----- Provided information

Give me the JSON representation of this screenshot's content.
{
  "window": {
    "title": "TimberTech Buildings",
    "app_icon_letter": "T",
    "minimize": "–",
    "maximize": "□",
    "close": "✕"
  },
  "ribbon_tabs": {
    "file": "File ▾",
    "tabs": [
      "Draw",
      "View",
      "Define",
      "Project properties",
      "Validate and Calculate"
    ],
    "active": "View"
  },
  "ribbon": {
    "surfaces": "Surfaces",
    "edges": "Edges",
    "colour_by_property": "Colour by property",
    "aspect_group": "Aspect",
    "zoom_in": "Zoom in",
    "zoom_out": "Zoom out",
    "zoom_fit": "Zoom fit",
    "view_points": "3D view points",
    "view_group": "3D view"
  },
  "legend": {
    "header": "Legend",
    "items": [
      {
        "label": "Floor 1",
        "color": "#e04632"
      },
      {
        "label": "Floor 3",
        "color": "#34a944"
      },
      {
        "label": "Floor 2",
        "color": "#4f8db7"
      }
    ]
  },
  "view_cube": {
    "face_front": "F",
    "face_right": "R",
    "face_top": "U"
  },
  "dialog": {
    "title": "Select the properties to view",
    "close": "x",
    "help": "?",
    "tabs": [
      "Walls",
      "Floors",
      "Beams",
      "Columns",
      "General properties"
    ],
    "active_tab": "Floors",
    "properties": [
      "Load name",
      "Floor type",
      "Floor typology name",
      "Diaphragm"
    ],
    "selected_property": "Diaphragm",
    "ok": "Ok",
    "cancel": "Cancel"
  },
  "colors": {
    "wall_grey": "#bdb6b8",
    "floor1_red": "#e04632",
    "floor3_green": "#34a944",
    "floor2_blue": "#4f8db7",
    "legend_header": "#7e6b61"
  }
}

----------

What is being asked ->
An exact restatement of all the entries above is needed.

Reply to the task ->
Give me the JSON representation of this screenshot's content.
{
  "window": {
    "title": "TimberTech Buildings",
    "app_icon_letter": "T",
    "minimize": "–",
    "maximize": "□",
    "close": "✕"
  },
  "ribbon_tabs": {
    "file": "File ▾",
    "tabs": [
      "Draw",
      "View",
      "Define",
      "Project properties",
      "Validate and Calculate"
    ],
    "active": "View"
  },
  "ribbon": {
    "surfaces": "Surfaces",
    "edges": "Edges",
    "colour_by_property": "Colour by property",
    "aspect_group": "Aspect",
    "zoom_in": "Zoom in",
    "zoom_out": "Zoom out",
    "zoom_fit": "Zoom fit",
    "view_points": "3D view points",
    "view_group": "3D view"
  },
  "legend": {
    "header": "Legend",
    "items": [
      {
        "label": "Floor 1",
        "color": "#e04632"
      },
      {
        "label": "Floor 3",
        "color": "#34a944"
      },
      {
        "label": "Floor 2",
        "color": "#4f8db7"
      }
    ]
  },
  "view_cube": {
    "face_front": "F",
    "face_right": "R",
    "face_top": "U"
  },
  "dialog": {
    "title": "Select the properties to view",
    "close": "x",
    "help": "?",
    "tabs": [
      "Walls",
      "Floors",
      "Beams",
      "Columns",
      "General properties"
    ],
    "active_tab": "Floors",
    "properties": [
      "Load name",
      "Floor type",
      "Floor typology name",
      "Diaphragm"
    ],
    "selected_property": "Diaphragm",
    "ok": "Ok",
    "cancel": "Cancel"
  },
  "colors": {
    "wall_grey": "#bdb6b8",
    "floor1_red": "#e04632",
    "floor3_green": "#34a944",
    "floor2_blue": "#4f8db7",
    "legend_header": "#7e6b61"
  }
}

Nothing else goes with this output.